Every entry below should be written out again exactly.

----- Material for this exercise -----

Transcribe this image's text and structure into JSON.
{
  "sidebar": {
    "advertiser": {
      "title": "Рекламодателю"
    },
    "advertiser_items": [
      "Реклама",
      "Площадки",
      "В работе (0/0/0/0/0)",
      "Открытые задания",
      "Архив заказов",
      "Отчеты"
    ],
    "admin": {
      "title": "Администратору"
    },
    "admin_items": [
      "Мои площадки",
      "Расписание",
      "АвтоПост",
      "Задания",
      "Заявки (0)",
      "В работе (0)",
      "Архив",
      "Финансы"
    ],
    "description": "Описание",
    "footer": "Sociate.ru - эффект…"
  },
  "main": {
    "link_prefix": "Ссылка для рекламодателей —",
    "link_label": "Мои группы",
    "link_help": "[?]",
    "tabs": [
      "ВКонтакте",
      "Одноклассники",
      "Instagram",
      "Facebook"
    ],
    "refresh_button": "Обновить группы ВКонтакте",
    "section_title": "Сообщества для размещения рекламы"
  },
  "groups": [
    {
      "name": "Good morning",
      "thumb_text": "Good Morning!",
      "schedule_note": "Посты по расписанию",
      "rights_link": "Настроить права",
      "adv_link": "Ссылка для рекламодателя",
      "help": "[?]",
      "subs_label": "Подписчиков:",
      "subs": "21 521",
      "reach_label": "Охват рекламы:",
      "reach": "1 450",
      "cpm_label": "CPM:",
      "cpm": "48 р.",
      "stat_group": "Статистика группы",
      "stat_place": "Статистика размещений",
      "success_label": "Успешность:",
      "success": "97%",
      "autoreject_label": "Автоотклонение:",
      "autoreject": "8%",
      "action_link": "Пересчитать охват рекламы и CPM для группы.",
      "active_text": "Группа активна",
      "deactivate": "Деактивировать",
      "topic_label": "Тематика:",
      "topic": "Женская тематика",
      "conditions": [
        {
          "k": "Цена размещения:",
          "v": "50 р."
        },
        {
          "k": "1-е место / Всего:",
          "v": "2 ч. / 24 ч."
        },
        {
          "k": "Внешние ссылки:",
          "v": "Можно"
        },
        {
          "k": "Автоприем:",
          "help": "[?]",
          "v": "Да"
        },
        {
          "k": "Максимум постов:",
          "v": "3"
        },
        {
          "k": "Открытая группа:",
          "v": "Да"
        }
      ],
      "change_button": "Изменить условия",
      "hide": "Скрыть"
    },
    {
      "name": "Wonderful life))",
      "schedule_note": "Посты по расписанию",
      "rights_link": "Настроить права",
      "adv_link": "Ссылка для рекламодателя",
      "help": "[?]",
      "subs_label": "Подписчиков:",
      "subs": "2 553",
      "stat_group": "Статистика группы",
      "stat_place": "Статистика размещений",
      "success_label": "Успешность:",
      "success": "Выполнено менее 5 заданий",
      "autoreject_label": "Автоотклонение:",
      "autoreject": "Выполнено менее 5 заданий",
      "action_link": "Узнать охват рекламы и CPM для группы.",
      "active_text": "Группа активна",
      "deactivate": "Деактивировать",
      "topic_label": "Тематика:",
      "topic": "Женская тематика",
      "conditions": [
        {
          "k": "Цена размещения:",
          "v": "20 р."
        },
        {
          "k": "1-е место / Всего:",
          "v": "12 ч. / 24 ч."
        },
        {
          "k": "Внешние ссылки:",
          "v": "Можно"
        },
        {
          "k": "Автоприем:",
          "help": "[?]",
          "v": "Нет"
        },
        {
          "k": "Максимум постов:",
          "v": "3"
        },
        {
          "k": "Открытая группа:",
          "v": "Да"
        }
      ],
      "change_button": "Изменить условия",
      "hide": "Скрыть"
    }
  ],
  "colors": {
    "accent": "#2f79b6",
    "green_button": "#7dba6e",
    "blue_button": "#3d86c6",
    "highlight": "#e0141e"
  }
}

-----

Solution below =
Transcribe this image's text and structure into JSON.
{
  "sidebar": {
    "advertiser": {
      "title": "Рекламодателю"
    },
    "advertiser_items": [
      "Реклама",
      "Площадки",
      "В работе (0/0/0/0/0)",
      "Открытые задания",
      "Архив заказов",
      "Отчеты"
    ],
    "admin": {
      "title": "Администратору"
    },
    "admin_items": [
      "Мои площадки",
      "Расписание",
      "АвтоПост",
      "Задания",
      "Заявки (0)",
      "В работе (0)",
      "Архив",
      "Финансы"
    ],
    "description": "Описание",
    "footer": "Sociate.ru - эффект…"
  },
  "main": {
    "link_prefix": "Ссылка для рекламодателей —",
    "link_label": "Мои группы",
    "link_help": "[?]",
    "tabs": [
      "ВКонтакте",
      "Одноклассники",
      "Instagram",
      "Facebook"
    ],
    "refresh_button": "Обновить группы ВКонтакте",
    "section_title": "Сообщества для размещения рекламы"
  },
  "groups": [
    {
      "name": "Good morning",
      "thumb_text": "Good Morning!",
      "schedule_note": "Посты по расписанию",
      "rights_link": "Настроить права",
      "adv_link": "Ссылка для рекламодателя",
      "help": "[?]",
      "subs_label": "Подписчиков:",
      "subs": "21 521",
      "reach_label": "Охват рекламы:",
      "reach": "1 450",
      "cpm_label": "CPM:",
      "cpm": "48 р.",
      "stat_group": "Статистика группы",
      "stat_place": "Статистика размещений",
      "success_label": "Успешность:",
      "success": "97%",
      "autoreject_label": "Автоотклонение:",
      "autoreject": "8%",
      "action_link": "Пересчитать охват рекламы и CPM для группы.",
      "active_text": "Группа активна",
      "deactivate": "Деактивировать",
      "topic_label": "Тематика:",
      "topic": "Женская тематика",
      "conditions": [
        {
          "k": "Цена размещения:",
          "v": "50 р."
        },
        {
          "k": "1-е место / Всего:",
          "v": "2 ч. / 24 ч."
        },
        {
          "k": "Внешние ссылки:",
          "v": "Можно"
        },
        {
          "k": "Автоприем:",
          "help": "[?]",
          "v": "Да"
        },
        {
          "k": "Максимум постов:",
          "v": "3"
        },
        {
          "k": "Открытая группа:",
          "v": "Да"
        }
      ],
      "change_button": "Изменить условия",
      "hide": "Скрыть"
    },
    {
      "name": "Wonderful life))",
      "schedule_note": "Посты по расписанию",
      "rights_link": "Настроить права",
      "adv_link": "Ссылка для рекламодателя",
      "help": "[?]",
      "subs_label": "Подписчиков:",
      "subs": "2 553",
      "stat_group": "Статистика группы",
      "stat_place": "Статистика размещений",
      "success_label": "Успешность:",
      "success": "Выполнено менее 5 заданий",
      "autoreject_label": "Автоотклонение:",
      "autoreject": "Выполнено менее 5 заданий",
      "action_link": "Узнать охват рекламы и CPM для группы.",
      "active_text": "Группа активна",
      "deactivate": "Деактивировать",
      "topic_label": "Тематика:",
      "topic": "Женская тематика",
      "conditions": [
        {
          "k": "Цена размещения:",
          "v": "20 р."
        },
        {
          "k": "1-е место / Всего:",
          "v": "12 ч. / 24 ч."
        },
        {
          "k": "Внешние ссылки:",
          "v": "Можно"
        },
        {
          "k": "Автоприем:",
          "help": "[?]",
          "v": "Нет"
        },
        {
          "k": "Максимум постов:",
          "v": "3"
        },
        {
          "k": "Открытая группа:",
          "v": "Да"
        }
      ],
      "change_button": "Изменить условия",
      "hide": "Скрыть"
    }
  ],
  "colors": {
    "accent": "#2f79b6",
    "green_button": "#7dba6e",
    "blue_button": "#3d86c6",
    "highlight": "#e0141e"
  }
}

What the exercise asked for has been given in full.